Stored items from a collection:

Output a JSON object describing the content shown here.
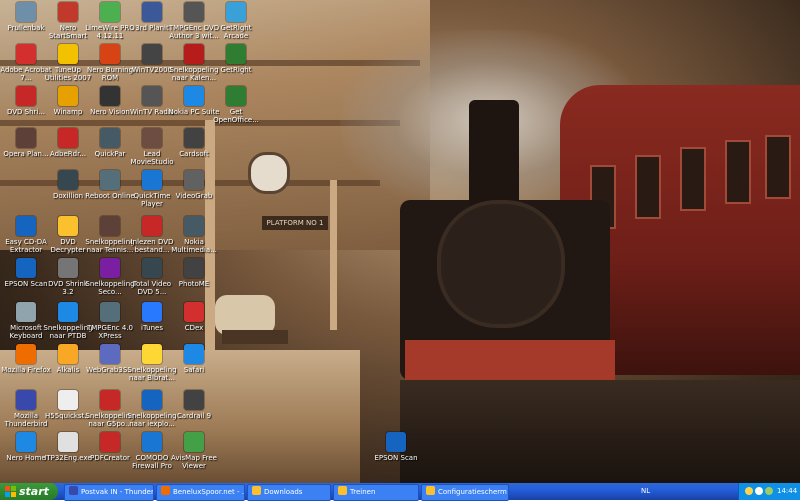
{
  "desktop_icons": [
    {
      "label": "Prullenbak",
      "icon": "recycle-bin-icon",
      "color": "#6f8fa8"
    },
    {
      "label": "Nero StartSmart",
      "icon": "nero-icon",
      "color": "#c0392b"
    },
    {
      "label": "LimeWire PRO 4.12.11",
      "icon": "limewire-icon",
      "color": "#4caf50"
    },
    {
      "label": "3rd Planit",
      "icon": "planit-icon",
      "color": "#3b5998"
    },
    {
      "label": "TMPGEnc DVD Author 3 wit...",
      "icon": "tmpgenc-icon",
      "color": "#555555"
    },
    {
      "label": "GetRight Arcade",
      "icon": "getright-icon",
      "color": "#3aa0d8"
    },
    {
      "label": "Adobe Acrobat 7...",
      "icon": "acrobat-icon",
      "color": "#d32f2f"
    },
    {
      "label": "TuneUp Utilities 2007",
      "icon": "tuneup-icon",
      "color": "#f2c200"
    },
    {
      "label": "Nero Burning ROM",
      "icon": "nero-burning-icon",
      "color": "#d84315"
    },
    {
      "label": "WinTV2000",
      "icon": "wintv-icon",
      "color": "#444444"
    },
    {
      "label": "Snelkoppeling naar Kalen...",
      "icon": "calendar-shortcut-icon",
      "color": "#b71c1c"
    },
    {
      "label": "GetRight",
      "icon": "getright-globe-icon",
      "color": "#2e7d32"
    },
    {
      "label": "DVD Shri...",
      "icon": "dvd-shrink-icon",
      "color": "#c62828"
    },
    {
      "label": "Winamp",
      "icon": "winamp-icon",
      "color": "#e6a100"
    },
    {
      "label": "Nero Vision",
      "icon": "nero-vision-icon",
      "color": "#333333"
    },
    {
      "label": "WinTV Radio",
      "icon": "wintv-radio-icon",
      "color": "#555555"
    },
    {
      "label": "Nokia PC Suite",
      "icon": "nokia-pc-suite-icon",
      "color": "#1e88e5"
    },
    {
      "label": "Get OpenOffice...",
      "icon": "openoffice-icon",
      "color": "#2e7d32"
    },
    {
      "label": "Opera Plan...",
      "icon": "opera-plan-icon",
      "color": "#5d4037"
    },
    {
      "label": "AdbeRdr...",
      "icon": "adobe-reader-icon",
      "color": "#c62828"
    },
    {
      "label": "QuickPar",
      "icon": "quickpar-icon",
      "color": "#455a64"
    },
    {
      "label": "Lead MovieStudio 11",
      "icon": "movie-studio-icon",
      "color": "#6d4c41"
    },
    {
      "label": "Cardsoft",
      "icon": "cardsoft-icon",
      "color": "#424242"
    },
    {
      "label": "Doxillion",
      "icon": "doxillion-icon",
      "color": "#37474f"
    },
    {
      "label": "Reboot Online",
      "icon": "reboot-icon",
      "color": "#546e7a"
    },
    {
      "label": "QuickTime Player",
      "icon": "quicktime-icon",
      "color": "#1976d2"
    },
    {
      "label": "VideoGrab",
      "icon": "videograb-icon",
      "color": "#616161"
    },
    {
      "label": "Easy CD-DA Extractor",
      "icon": "easy-cd-icon",
      "color": "#1565c0"
    },
    {
      "label": "DVD Decrypter",
      "icon": "dvd-decrypter-icon",
      "color": "#fbc02d"
    },
    {
      "label": "Snelkoppeling naar Tennis...",
      "icon": "tennis-shortcut-icon",
      "color": "#5d4037"
    },
    {
      "label": "Inlezen DVD bestand...",
      "icon": "dvd-read-icon",
      "color": "#c62828"
    },
    {
      "label": "Nokia Multimedia...",
      "icon": "nokia-multimedia-icon",
      "color": "#455a64"
    },
    {
      "label": "EPSON Scan",
      "icon": "epson-scan-icon",
      "color": "#1565c0"
    },
    {
      "label": "DVD Shrink 3.2",
      "icon": "dvd-shrink-32-icon",
      "color": "#757575"
    },
    {
      "label": "Snelkoppeling Seco...",
      "icon": "seco-shortcut-icon",
      "color": "#7b1fa2"
    },
    {
      "label": "Total Video DVD 5...",
      "icon": "total-video-icon",
      "color": "#37474f"
    },
    {
      "label": "PhotoME",
      "icon": "photome-icon",
      "color": "#424242"
    },
    {
      "label": "Microsoft Keyboard",
      "icon": "keyboard-icon",
      "color": "#90a4ae"
    },
    {
      "label": "Snelkoppeling naar PTDB",
      "icon": "ptdb-shortcut-icon",
      "color": "#1e88e5"
    },
    {
      "label": "TMPGEnc 4.0 XPress",
      "icon": "tmpgenc-xpress-icon",
      "color": "#546e7a"
    },
    {
      "label": "iTunes",
      "icon": "itunes-icon",
      "color": "#2979ff"
    },
    {
      "label": "CDex",
      "icon": "cdex-icon",
      "color": "#d32f2f"
    },
    {
      "label": "Mozilla Firefox",
      "icon": "firefox-icon",
      "color": "#ef6c00"
    },
    {
      "label": "Alkalis",
      "icon": "alkalis-icon",
      "color": "#f9a825"
    },
    {
      "label": "WebGrab3S...",
      "icon": "webgrab-icon",
      "color": "#5c6bc0"
    },
    {
      "label": "Snelkoppeling naar Blbrat...",
      "icon": "blbrat-shortcut-icon",
      "color": "#fdd835"
    },
    {
      "label": "Safari",
      "icon": "safari-icon",
      "color": "#1e88e5"
    },
    {
      "label": "Mozilla Thunderbird",
      "icon": "thunderbird-icon",
      "color": "#3949ab"
    },
    {
      "label": "H55quickst...",
      "icon": "h55-icon",
      "color": "#eeeeee"
    },
    {
      "label": "Snelkoppeling naar G5po...",
      "icon": "g5po-shortcut-icon",
      "color": "#c62828"
    },
    {
      "label": "Snelkoppeling naar iexplo...",
      "icon": "iexplore-shortcut-icon",
      "color": "#1565c0"
    },
    {
      "label": "Cardrail 9",
      "icon": "cardrail-icon",
      "color": "#424242"
    },
    {
      "label": "Nero Home",
      "icon": "nero-home-icon",
      "color": "#1e88e5"
    },
    {
      "label": "ITP32Eng.exe",
      "icon": "exe-icon",
      "color": "#e0e0e0"
    },
    {
      "label": "PDFCreator",
      "icon": "pdfcreator-icon",
      "color": "#c62828"
    },
    {
      "label": "COMODO Firewall Pro",
      "icon": "comodo-icon",
      "color": "#1976d2"
    },
    {
      "label": "AvisMap Free Viewer",
      "icon": "avismap-icon",
      "color": "#43a047"
    },
    {
      "label": "EPSON Scan",
      "icon": "epson-scan-2-icon",
      "color": "#1565c0"
    }
  ],
  "wallpaper": {
    "platform_sign": "PLATFORM NO 1"
  },
  "taskbar": {
    "start_label": "start",
    "buttons": [
      {
        "label": "Postvak IN - Thunder...",
        "color": "#3949ab"
      },
      {
        "label": "BeneluxSpoor.net - ...",
        "color": "#ef6c00"
      },
      {
        "label": "Downloads",
        "color": "#fbc02d"
      },
      {
        "label": "Treinen",
        "color": "#fbc02d"
      },
      {
        "label": "Configuratiescherm",
        "color": "#fbc02d"
      }
    ],
    "language": "NL",
    "clock": "14:44"
  }
}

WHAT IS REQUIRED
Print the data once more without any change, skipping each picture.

TASK OUTPUT
Output a JSON object describing the content shown here.
{
  "desktop_icons": [
    {
      "label": "Prullenbak",
      "icon": "recycle-bin-icon",
      "color": "#6f8fa8"
    },
    {
      "label": "Nero StartSmart",
      "icon": "nero-icon",
      "color": "#c0392b"
    },
    {
      "label": "LimeWire PRO 4.12.11",
      "icon": "limewire-icon",
      "color": "#4caf50"
    },
    {
      "label": "3rd Planit",
      "icon": "planit-icon",
      "color": "#3b5998"
    },
    {
      "label": "TMPGEnc DVD Author 3 wit...",
      "icon": "tmpgenc-icon",
      "color": "#555555"
    },
    {
      "label": "GetRight Arcade",
      "icon": "getright-icon",
      "color": "#3aa0d8"
    },
    {
      "label": "Adobe Acrobat 7...",
      "icon": "acrobat-icon",
      "color": "#d32f2f"
    },
    {
      "label": "TuneUp Utilities 2007",
      "icon": "tuneup-icon",
      "color": "#f2c200"
    },
    {
      "label": "Nero Burning ROM",
      "icon": "nero-burning-icon",
      "color": "#d84315"
    },
    {
      "label": "WinTV2000",
      "icon": "wintv-icon",
      "color": "#444444"
    },
    {
      "label": "Snelkoppeling naar Kalen...",
      "icon": "calendar-shortcut-icon",
      "color": "#b71c1c"
    },
    {
      "label": "GetRight",
      "icon": "getright-globe-icon",
      "color": "#2e7d32"
    },
    {
      "label": "DVD Shri...",
      "icon": "dvd-shrink-icon",
      "color": "#c62828"
    },
    {
      "label": "Winamp",
      "icon": "winamp-icon",
      "color": "#e6a100"
    },
    {
      "label": "Nero Vision",
      "icon": "nero-vision-icon",
      "color": "#333333"
    },
    {
      "label": "WinTV Radio",
      "icon": "wintv-radio-icon",
      "color": "#555555"
    },
    {
      "label": "Nokia PC Suite",
      "icon": "nokia-pc-suite-icon",
      "color": "#1e88e5"
    },
    {
      "label": "Get OpenOffice...",
      "icon": "openoffice-icon",
      "color": "#2e7d32"
    },
    {
      "label": "Opera Plan...",
      "icon": "opera-plan-icon",
      "color": "#5d4037"
    },
    {
      "label": "AdbeRdr...",
      "icon": "adobe-reader-icon",
      "color": "#c62828"
    },
    {
      "label": "QuickPar",
      "icon": "quickpar-icon",
      "color": "#455a64"
    },
    {
      "label": "Lead MovieStudio 11",
      "icon": "movie-studio-icon",
      "color": "#6d4c41"
    },
    {
      "label": "Cardsoft",
      "icon": "cardsoft-icon",
      "color": "#424242"
    },
    {
      "label": "Doxillion",
      "icon": "doxillion-icon",
      "color": "#37474f"
    },
    {
      "label": "Reboot Online",
      "icon": "reboot-icon",
      "color": "#546e7a"
    },
    {
      "label": "QuickTime Player",
      "icon": "quicktime-icon",
      "color": "#1976d2"
    },
    {
      "label": "VideoGrab",
      "icon": "videograb-icon",
      "color": "#616161"
    },
    {
      "label": "Easy CD-DA Extractor",
      "icon": "easy-cd-icon",
      "color": "#1565c0"
    },
    {
      "label": "DVD Decrypter",
      "icon": "dvd-decrypter-icon",
      "color": "#fbc02d"
    },
    {
      "label": "Snelkoppeling naar Tennis...",
      "icon": "tennis-shortcut-icon",
      "color": "#5d4037"
    },
    {
      "label": "Inlezen DVD bestand...",
      "icon": "dvd-read-icon",
      "color": "#c62828"
    },
    {
      "label": "Nokia Multimedia...",
      "icon": "nokia-multimedia-icon",
      "color": "#455a64"
    },
    {
      "label": "EPSON Scan",
      "icon": "epson-scan-icon",
      "color": "#1565c0"
    },
    {
      "label": "DVD Shrink 3.2",
      "icon": "dvd-shrink-32-icon",
      "color": "#757575"
    },
    {
      "label": "Snelkoppeling Seco...",
      "icon": "seco-shortcut-icon",
      "color": "#7b1fa2"
    },
    {
      "label": "Total Video DVD 5...",
      "icon": "total-video-icon",
      "color": "#37474f"
    },
    {
      "label": "PhotoME",
      "icon": "photome-icon",
      "color": "#424242"
    },
    {
      "label": "Microsoft Keyboard",
      "icon": "keyboard-icon",
      "color": "#90a4ae"
    },
    {
      "label": "Snelkoppeling naar PTDB",
      "icon": "ptdb-shortcut-icon",
      "color": "#1e88e5"
    },
    {
      "label": "TMPGEnc 4.0 XPress",
      "icon": "tmpgenc-xpress-icon",
      "color": "#546e7a"
    },
    {
      "label": "iTunes",
      "icon": "itunes-icon",
      "color": "#2979ff"
    },
    {
      "label": "CDex",
      "icon": "cdex-icon",
      "color": "#d32f2f"
    },
    {
      "label": "Mozilla Firefox",
      "icon": "firefox-icon",
      "color": "#ef6c00"
    },
    {
      "label": "Alkalis",
      "icon": "alkalis-icon",
      "color": "#f9a825"
    },
    {
      "label": "WebGrab3S...",
      "icon": "webgrab-icon",
      "color": "#5c6bc0"
    },
    {
      "label": "Snelkoppeling naar Blbrat...",
      "icon": "blbrat-shortcut-icon",
      "color": "#fdd835"
    },
    {
      "label": "Safari",
      "icon": "safari-icon",
      "color": "#1e88e5"
    },
    {
      "label": "Mozilla Thunderbird",
      "icon": "thunderbird-icon",
      "color": "#3949ab"
    },
    {
      "label": "H55quickst...",
      "icon": "h55-icon",
      "color": "#eeeeee"
    },
    {
      "label": "Snelkoppeling naar G5po...",
      "icon": "g5po-shortcut-icon",
      "color": "#c62828"
    },
    {
      "label": "Snelkoppeling naar iexplo...",
      "icon": "iexplore-shortcut-icon",
      "color": "#1565c0"
    },
    {
      "label": "Cardrail 9",
      "icon": "cardrail-icon",
      "color": "#424242"
    },
    {
      "label": "Nero Home",
      "icon": "nero-home-icon",
      "color": "#1e88e5"
    },
    {
      "label": "ITP32Eng.exe",
      "icon": "exe-icon",
      "color": "#e0e0e0"
    },
    {
      "label": "PDFCreator",
      "icon": "pdfcreator-icon",
      "color": "#c62828"
    },
    {
      "label": "COMODO Firewall Pro",
      "icon": "comodo-icon",
      "color": "#1976d2"
    },
    {
      "label": "AvisMap Free Viewer",
      "icon": "avismap-icon",
      "color": "#43a047"
    },
    {
      "label": "EPSON Scan",
      "icon": "epson-scan-2-icon",
      "color": "#1565c0"
    }
  ],
  "wallpaper": {
    "platform_sign": "PLATFORM NO 1"
  },
  "taskbar": {
    "start_label": "start",
    "buttons": [
      {
        "label": "Postvak IN - Thunder...",
        "color": "#3949ab"
      },
      {
        "label": "BeneluxSpoor.net - ...",
        "color": "#ef6c00"
      },
      {
        "label": "Downloads",
        "color": "#fbc02d"
      },
      {
        "label": "Treinen",
        "color": "#fbc02d"
      },
      {
        "label": "Configuratiescherm",
        "color": "#fbc02d"
      }
    ],
    "language": "NL",
    "clock": "14:44"
  }
}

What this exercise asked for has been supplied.